Forces loyal to Syrian President Bashar Assad unleashed on Saturday their heaviest artillery and rocket barrage in a week-long battle to dislodge rebels from a strategic western town, activists said.
Pro-Assad troops, including fighters from the Lebanese militia Hezbollah, have been trying to push rebels out of Qusair. They have gained ground, but rebels have clung to some positions.
Qusair is important to Assad because it sits on a land corridor linking two of his strongholds, the capital of Damascus and towns on the Mediterranean coast. For the rebels, holding Qusair means protecting a supply line to Lebanon, 10 kilometers (six miles) away.
Saturday's barrage of rockets and tank shells began after daybreak, said Qusair activist Hadi Abdullah and the pro-opposition Syrian Observatory for Human Rights, which is based in Britain. Both said it was the most intense shelling since the regime launched its offensive there a week ago.
They also reported heavy gunfire. The Observatory said at least seven people were killed.
The intense shelling could be heard in Lebanon's border areas and in the Syrian city of Homs, some 25 kilometers (15 miles) away.
The fighting over Qusair has highlighted Hezbollah's growing role in Syria's civil war. The militia initially tried to play down its involvement, but could no longer do so after several dozen of its fighters were killed in Qusair and buried in large funerals in Lebanon.
Saturday's push comes ahead of a widely anticipated speech by Hezbollah chief Hassan Nasrallah, his first since the offensive began. The speech Saturday afternoon is to mark the anniversary of Israel's May 2000 withdrawal from southern Lebanon, commemorated each year by Hezbollah as a major military victory.
However, this year's anniversary comes at a time when Hezbollah is facing growing criticism in Lebanon for its involvement in the war in neighboring Syria.
The Syrian fighting has also spilled over into Lebanon, whose sectarian divided mirrors that of Syria.
Hezbollah is also facing repercussions in Europe over its support for the Syrian military.
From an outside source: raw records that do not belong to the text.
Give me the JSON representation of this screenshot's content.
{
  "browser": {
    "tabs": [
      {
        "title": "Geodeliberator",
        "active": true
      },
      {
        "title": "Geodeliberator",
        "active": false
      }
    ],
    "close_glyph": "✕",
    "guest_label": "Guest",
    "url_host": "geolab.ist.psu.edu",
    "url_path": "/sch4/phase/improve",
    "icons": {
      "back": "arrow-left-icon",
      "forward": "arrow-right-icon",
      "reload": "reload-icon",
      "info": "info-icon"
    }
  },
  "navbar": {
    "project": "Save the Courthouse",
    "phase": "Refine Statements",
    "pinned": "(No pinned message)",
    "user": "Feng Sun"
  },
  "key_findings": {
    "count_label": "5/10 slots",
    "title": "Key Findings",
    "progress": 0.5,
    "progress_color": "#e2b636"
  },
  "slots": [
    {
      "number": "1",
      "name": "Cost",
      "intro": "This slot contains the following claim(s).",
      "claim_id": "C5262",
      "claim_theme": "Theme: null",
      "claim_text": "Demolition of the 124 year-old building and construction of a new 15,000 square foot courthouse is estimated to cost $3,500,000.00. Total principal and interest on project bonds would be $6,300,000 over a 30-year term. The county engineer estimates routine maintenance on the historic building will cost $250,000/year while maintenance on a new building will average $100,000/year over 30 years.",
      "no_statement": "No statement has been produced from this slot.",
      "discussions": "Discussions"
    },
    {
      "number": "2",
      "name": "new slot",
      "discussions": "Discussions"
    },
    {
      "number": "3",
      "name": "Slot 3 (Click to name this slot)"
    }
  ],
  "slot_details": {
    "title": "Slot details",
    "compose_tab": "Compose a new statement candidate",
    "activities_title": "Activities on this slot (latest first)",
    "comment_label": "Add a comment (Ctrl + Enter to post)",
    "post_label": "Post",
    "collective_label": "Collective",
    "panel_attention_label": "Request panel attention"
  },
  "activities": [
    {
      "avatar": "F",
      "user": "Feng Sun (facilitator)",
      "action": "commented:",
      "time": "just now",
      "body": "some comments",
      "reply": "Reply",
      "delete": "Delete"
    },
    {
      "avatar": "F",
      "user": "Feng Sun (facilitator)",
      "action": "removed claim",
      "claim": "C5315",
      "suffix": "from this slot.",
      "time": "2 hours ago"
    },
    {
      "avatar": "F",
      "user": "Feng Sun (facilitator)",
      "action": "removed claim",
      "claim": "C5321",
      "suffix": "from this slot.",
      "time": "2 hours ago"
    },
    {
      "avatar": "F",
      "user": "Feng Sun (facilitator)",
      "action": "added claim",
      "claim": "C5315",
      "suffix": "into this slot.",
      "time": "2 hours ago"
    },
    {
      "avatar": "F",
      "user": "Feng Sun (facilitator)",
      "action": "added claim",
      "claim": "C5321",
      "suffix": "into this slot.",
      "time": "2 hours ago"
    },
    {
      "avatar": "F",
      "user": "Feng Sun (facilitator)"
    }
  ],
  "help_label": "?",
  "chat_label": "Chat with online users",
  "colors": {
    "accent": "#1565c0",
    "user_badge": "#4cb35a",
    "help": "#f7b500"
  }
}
Earlier this week, France and Germany joined a push by Britain to have the EU declare Hezbollah's military wing a terrorist organization. Such a move, long sought by the U.S., would hamper Hezbollah operations in Europe.
Late Friday, Hezbollah's deputy chief, Sheikh Naim Kassem told the Lebanese TV station Al-Mayadeen that the EU would make a "big mistake," but that such warnings don't concern the group. He did not elaborate.
Meanwhile, Syria's fractured political opposition was meeting for a third day in Istanbul, Turkey on Saturday to elect new leaders, try to widen its base and forge a unified position ahead of possible peace talks with the regime.
The U.S. and Russia want to bring together representatives of the opposition and the Syrian government at an international conference in Geneva for talks on a possible transition government. Much remains up in the air, including the date, the agenda and the list of participants.
On Friday, Syria ally Russia said the Assad regime accepted in principle to attend talks in Geneva, though there has been no official statement from Damascus.
The opposition is deeply suspicious about Assad's intention to hold serious peace talks, and senior opposition figures have ruled out attendance unless Assad's departure tops the agenda of such talks.
Louay Safi, a senior member of the Syrian National Coalition, the main opposition bloc, dismissed the statement made by Moscow about Syrian attendance. "This announcement has to be made by the Syrian government, not the Russians," he said Saturday by phone from Istanbul.